Is it worth consulting an attorney before signing a nursing home contract? Is there really that much to be worried about?
I have seen nursing home contracts that contain illegal provisions and the facility is not even aware of it. Unfortunately, I have also seen nursing homes deny people their rights and try to evict residents illegally. I strongly advise having an attorney on retainer to protect your interests when transitioning someone into a nursing home.
Do I need to sign a nursing home contract as it is presented to me, or can changes be made?
Generally speaking, before any contract is signed, the parties can and should negotiate the terms of the contract. When a form contract is presented, it’s usually an indication that the party offering the contract wants to settle on the terms as presented. The bargaining power of the other party will depend on several factors, for example, whether the contract provisions are legal, whether the facility is full, whether there are many competing facilities, and the type of insurance is involved.
Can I really negotiate with a nursing home on costs or care plans?
It’s not likely you will be able to negotiate nursing home rates but there is a good possibility the facility offers different care plans at varying costs.
What are my basic contractual rights in regard to nursing home care?

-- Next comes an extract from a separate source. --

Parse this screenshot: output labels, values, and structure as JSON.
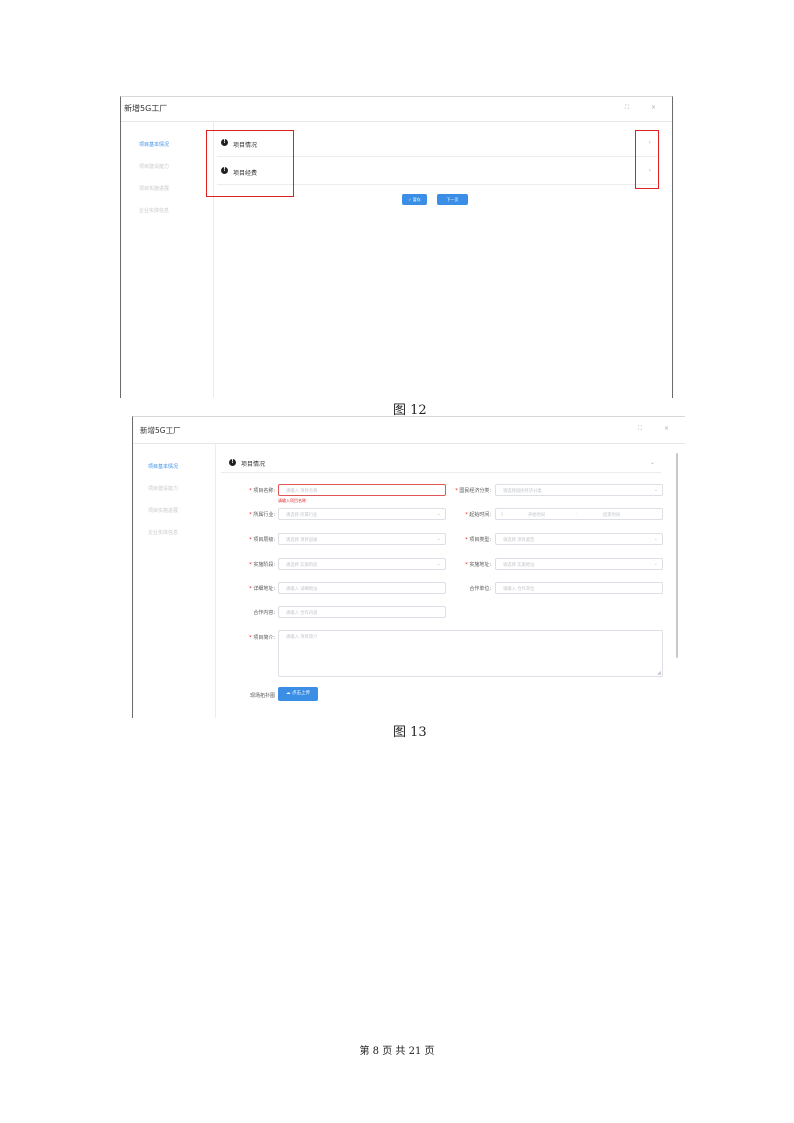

In Illinois, the Nursing Home Care Act protects the rights of residents in long-term care facilities: • You must be informed in writing about services and fees before entering the nursing home. • You have the right to manage your own money or direct someone you want to do it for you. • You have the right to keep and use your personal property to the extent it doesn’t impede others’ rights, health, or safety. • You have the right to be informed of your medical condition and medications and to refuse medication and treatments. • You have the right to see your own doctor. • You have the right to inspect your clinical and other records. Illinois nursing homes are supposed to provide new residents with a copy of their rights.
In Indiana, in addition to your basic rights, nursing home residents have rights in regard to admission, transfer, and discharge, privacy and confidentiality, quality of life, living accommodations and care, your financial affairs, medical care and treatment, and freedom from restraint and abuse. A summary of these rights is listed at http://www.in.gov/isdh/21582.htm.
My parent has already signed a contract with a nursing home, we now are concerned with some portions of the contract; what recourse do we have now?
First, it will depend when the contract was signed. Many states provide people two or three days to get out of a signed contract unless the right is specifically waived. Secondly, an attorney can review the contract to identify improper clauses or provisions which may have been raised in court already with favorable outcomes for the residents.